▶ **ABOUT THIS TASK**: Print the records below exactly as they appear. Omit all pictures.

▶ **MATERIAL FOR THIS EXERCISE**:
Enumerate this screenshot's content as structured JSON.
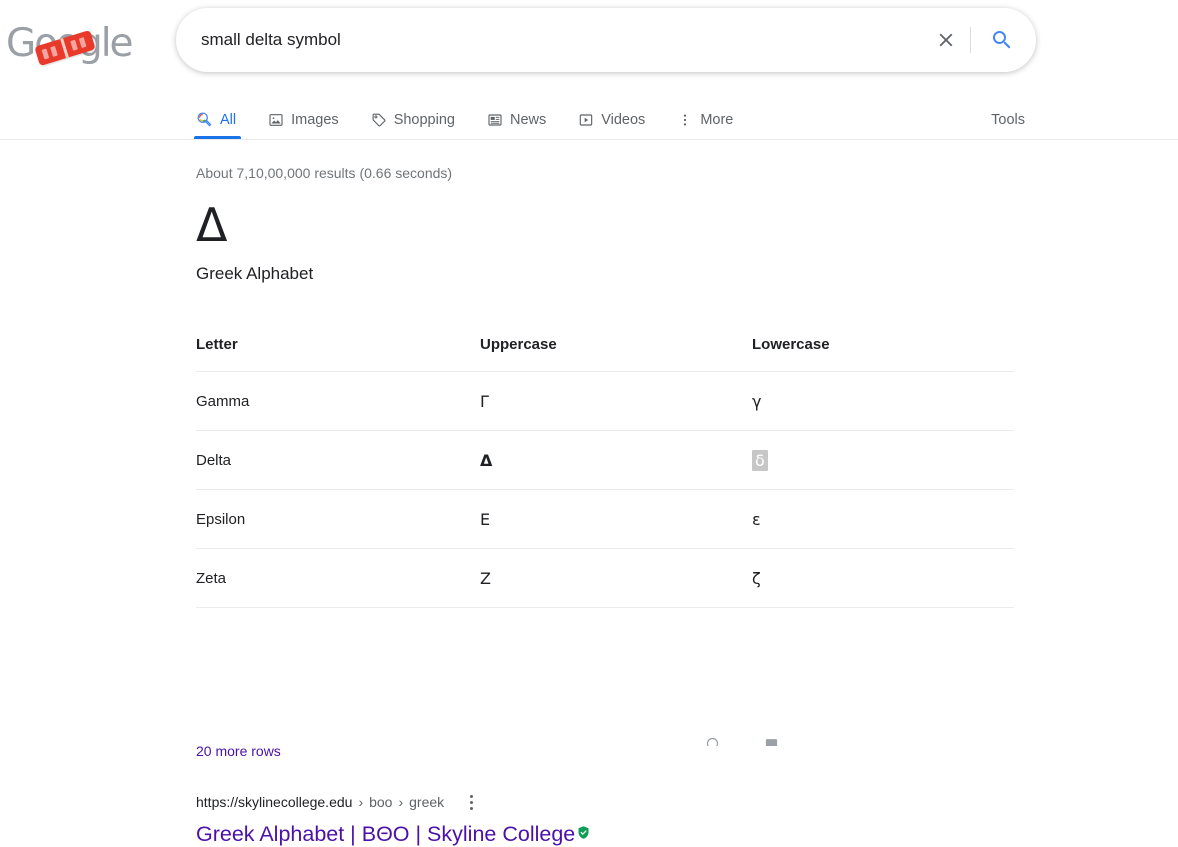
{
  "logo": {
    "text": "Google",
    "doodle": "red-capsule-doodle"
  },
  "search": {
    "query": "small delta symbol",
    "placeholder": "Search",
    "clear_icon": "close-icon",
    "search_icon": "search-icon",
    "accent_color": "#4285f4"
  },
  "nav": {
    "tabs": [
      {
        "label": "All",
        "icon": "google-search-icon",
        "active": true
      },
      {
        "label": "Images",
        "icon": "image-icon",
        "active": false
      },
      {
        "label": "Shopping",
        "icon": "tag-icon",
        "active": false
      },
      {
        "label": "News",
        "icon": "newspaper-icon",
        "active": false
      },
      {
        "label": "Videos",
        "icon": "video-play-icon",
        "active": false
      },
      {
        "label": "More",
        "icon": "kebab-menu-icon",
        "active": false
      }
    ],
    "tools_label": "Tools",
    "active_color": "#1a73e8"
  },
  "results": {
    "count_text": "About 7,10,00,000 results (0.66 seconds)"
  },
  "snippet": {
    "symbol": "Δ",
    "title": "Greek Alphabet",
    "table": {
      "headers": [
        "Letter",
        "Uppercase",
        "Lowercase"
      ],
      "rows": [
        {
          "letter": "Gamma",
          "uppercase": "Γ",
          "lowercase": "γ",
          "uppercase_bold": false,
          "lowercase_selected": false
        },
        {
          "letter": "Delta",
          "uppercase": "Δ",
          "lowercase": "δ",
          "uppercase_bold": true,
          "lowercase_selected": true
        },
        {
          "letter": "Epsilon",
          "uppercase": "Ε",
          "lowercase": "ε",
          "uppercase_bold": false,
          "lowercase_selected": false
        },
        {
          "letter": "Zeta",
          "uppercase": "Ζ",
          "lowercase": "ζ",
          "uppercase_bold": false,
          "lowercase_selected": false
        }
      ],
      "more_rows_label": "20 more rows",
      "link_color": "#4b11a8"
    }
  },
  "organic_result": {
    "url_base": "https://skylinecollege.edu",
    "crumb_1": "boo",
    "crumb_2": "greek",
    "crumb_separator": "›",
    "kebab_icon": "kebab-menu-icon",
    "title": "Greek Alphabet | ΒΘΟ | Skyline College",
    "badge_icon": "verified-shield-icon",
    "badge_color": "#0f9d58",
    "title_color": "#4b11a8"
  },
  "footer": {
    "items": [
      {
        "label": "",
        "icon": "location-icon"
      },
      {
        "label": "",
        "icon": "feedback-icon"
      }
    ]
  }
}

▶ **REPLY**:
Enumerate this screenshot's content as structured JSON.
{
  "logo": {
    "text": "Google",
    "doodle": "red-capsule-doodle"
  },
  "search": {
    "query": "small delta symbol",
    "placeholder": "Search",
    "clear_icon": "close-icon",
    "search_icon": "search-icon",
    "accent_color": "#4285f4"
  },
  "nav": {
    "tabs": [
      {
        "label": "All",
        "icon": "google-search-icon",
        "active": true
      },
      {
        "label": "Images",
        "icon": "image-icon",
        "active": false
      },
      {
        "label": "Shopping",
        "icon": "tag-icon",
        "active": false
      },
      {
        "label": "News",
        "icon": "newspaper-icon",
        "active": false
      },
      {
        "label": "Videos",
        "icon": "video-play-icon",
        "active": false
      },
      {
        "label": "More",
        "icon": "kebab-menu-icon",
        "active": false
      }
    ],
    "tools_label": "Tools",
    "active_color": "#1a73e8"
  },
  "results": {
    "count_text": "About 7,10,00,000 results (0.66 seconds)"
  },
  "snippet": {
    "symbol": "Δ",
    "title": "Greek Alphabet",
    "table": {
      "headers": [
        "Letter",
        "Uppercase",
        "Lowercase"
      ],
      "rows": [
        {
          "letter": "Gamma",
          "uppercase": "Γ",
          "lowercase": "γ",
          "uppercase_bold": false,
          "lowercase_selected": false
        },
        {
          "letter": "Delta",
          "uppercase": "Δ",
          "lowercase": "δ",
          "uppercase_bold": true,
          "lowercase_selected": true
        },
        {
          "letter": "Epsilon",
          "uppercase": "Ε",
          "lowercase": "ε",
          "uppercase_bold": false,
          "lowercase_selected": false
        },
        {
          "letter": "Zeta",
          "uppercase": "Ζ",
          "lowercase": "ζ",
          "uppercase_bold": false,
          "lowercase_selected": false
        }
      ],
      "more_rows_label": "20 more rows",
      "link_color": "#4b11a8"
    }
  },
  "organic_result": {
    "url_base": "https://skylinecollege.edu",
    "crumb_1": "boo",
    "crumb_2": "greek",
    "crumb_separator": "›",
    "kebab_icon": "kebab-menu-icon",
    "title": "Greek Alphabet | ΒΘΟ | Skyline College",
    "badge_icon": "verified-shield-icon",
    "badge_color": "#0f9d58",
    "title_color": "#4b11a8"
  },
  "footer": {
    "items": [
      {
        "label": "",
        "icon": "location-icon"
      },
      {
        "label": "",
        "icon": "feedback-icon"
      }
    ]
  }
}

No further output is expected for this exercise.